In order to come closer to NATO's demands, the Danish government has after intense deliberation and fine-tuning reached an agreement on a defence budget increase, putting the total defence expenditure until 2023 at DKK 26.5 billion ($4 billion), the newspaper Berlingske reported.
The hike dubbed "new money" comes on top of the DKK 57 billion ($8.7 billion) that Denmark pledged to spend on the purchase of F-35 fighter jets over the course of the next three decades.
Danish Defence minister Claus Hjort Frederiksen of the centre-right Venstre party admitted that the massive DKK 4.5 billion ($690 million) hike is a result of relentless pressure from Donald Trump, who has long been pushing for NATO members to open up their wallets and increase their defence expenditure instead of solely relying on the US.

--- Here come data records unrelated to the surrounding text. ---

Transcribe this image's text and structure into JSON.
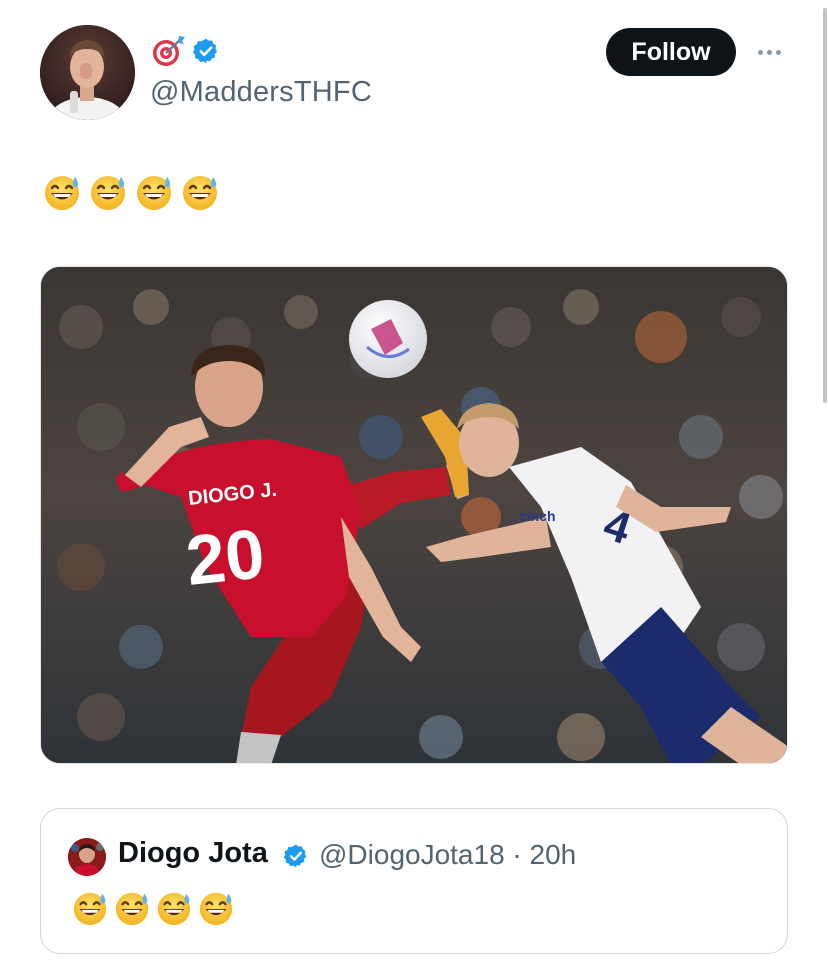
{
  "author": {
    "name_emoji": "🎯",
    "verified": true,
    "handle": "@MaddersTHFC"
  },
  "actions": {
    "follow_label": "Follow",
    "more_icon": "more-dots-icon"
  },
  "tweet": {
    "text": "😅😅😅😅"
  },
  "media": {
    "player1_name": "DIOGO J.",
    "player1_number": "20",
    "sponsor": "cinch"
  },
  "quote": {
    "name": "Diogo Jota",
    "verified": true,
    "handle_time": "@DiogoJota18 · 20h",
    "text": "😅😅😅😅"
  },
  "colors": {
    "follow_bg": "#0f1419",
    "verified_blue": "#1d9bf0",
    "handle_gray": "#536471",
    "liverpool_red": "#c8102e"
  }
}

"This objective has been long-known. But it's no secret that the pressure on NATO members reached turbo mode after Trump's arrival", Hjort Frederiksen told Berlingske.
The plan has garnered the support of the opposition parties. Former Danish Foreign Minister Martin Lidegaard of the Social Left Party supported the hike, despite calling it a "strange signal".
"European countries are basically sending a strange signal that they are giving up to an American president who does not hesitate to question the entire alliance. That said, I acknowledge that Denmark is under pressure", Lidegaard said.
According to Lidegaard, the money should be used on cybersecurity and efforts in the Arctic.
However, despite the massive hike, Denmark still falls short of meeting NATO's target of 2 percent of the GDP. Even with the budget increase, its defence expenditure amounts to only 1.5 percent.
Admittedly, meeting this demand became a key goal for the Danish government for fear that Copenhagen may be left in a vulnerable situation following Germany's announcement to bring its defence spending to 1.5 percent. Claus Hjort Frederiksen compared Denmark to Germany, Norway and the Netherlands in "having roughly the same social structure and solid economy".
"It's been important for us not to stick out in a negative way", Hjort Frederiksen explained.
Denmark's military spending has long revolved at around 1.2 percent of the GDP, having dropped since the late Cold War-era, when it was above 2 percent.